On February 22, 2012, a derailed metro train in Buenos Aires caused 51 deaths, with more than 600 people injured. On February 27 of the same year, another metro train in Buenos Aires exploded and injured a driver.

Argentina launched the nationalization of its railroads in May, taking over three key lines and canceling without compensation all contracts with the companies involved. The government stated that the private concessions would not be compensated.

Over the last few years, the term "high-speed railway diplomacy" has been catching on in Chinese political spheres. It is used to describe China's initiative of exporting high-speed railway products, projects and technologies. Memorandums and contracts on China's high-speed railway-related exports have been signed during President Xi Jinping and Premier Li Keqiang's state visits overseas.

China imported high-speed railway technologies in 2003. Today the country boasts the greatest length of high-speed railway tracks in the world. More than 10,000 kilometers of the rail are capable of carrying trains at speeds in excess of 200 kilometers per hour.

"China's high-speed rail is now a national strategy. The State Council is lending support to high-speed train equipment manufacturing and the exploration of the overseas market," said an analysis of Shenzhen-based Essence Securities Co Ltd. According to the statistics of the International Union of Railways, more than 30,000 kilometers of high-speed railways are expected to be built in the future around the world.

"China's high-speed train has advantage in cost, operation, speed and technological standards. It can offer a whole set of solution from design, construction, equipment manufacturing to management. It will take up large market share in global high-speed rail construction around the globe," said the Essence Securities’ analysis.

"High speed railway technology can help promote China's international image and soft power. Although China's economy has been a huge success for the last three decades, many in the West still view China mainly as the world's factory with cheap exports like shoes and toys," according to an article in The Diplomat.

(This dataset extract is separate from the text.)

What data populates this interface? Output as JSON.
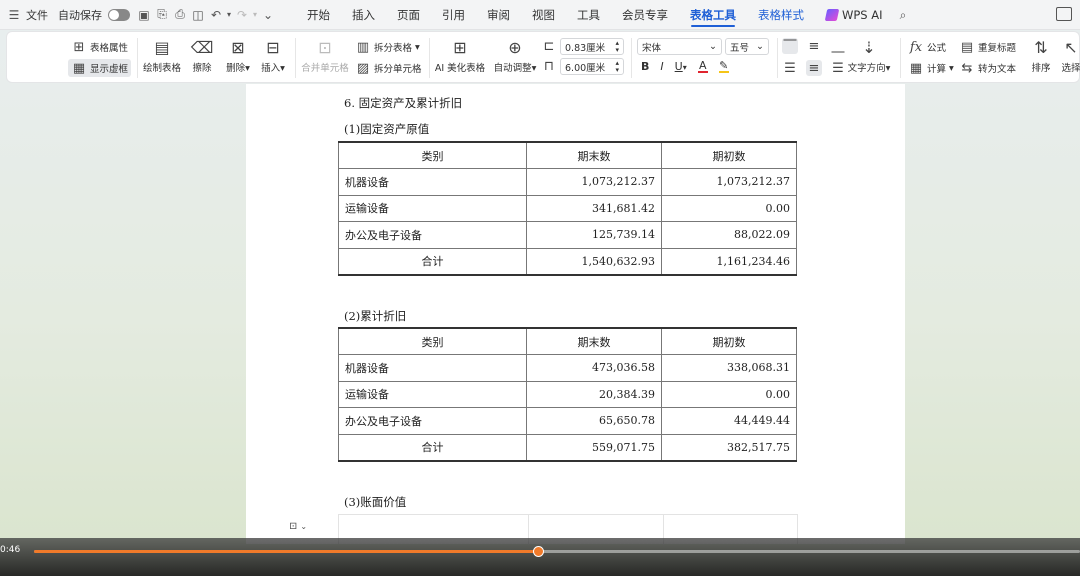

"But as China gradually transforms itself into a high tech powerhouse and moves up the economic ladder, it is imperative for China to develop economic sectors that can sustain its growth in the future. And high speed railway can exactly play this role as it involves huge capital, advanced technology, and domestic innovation," said the article.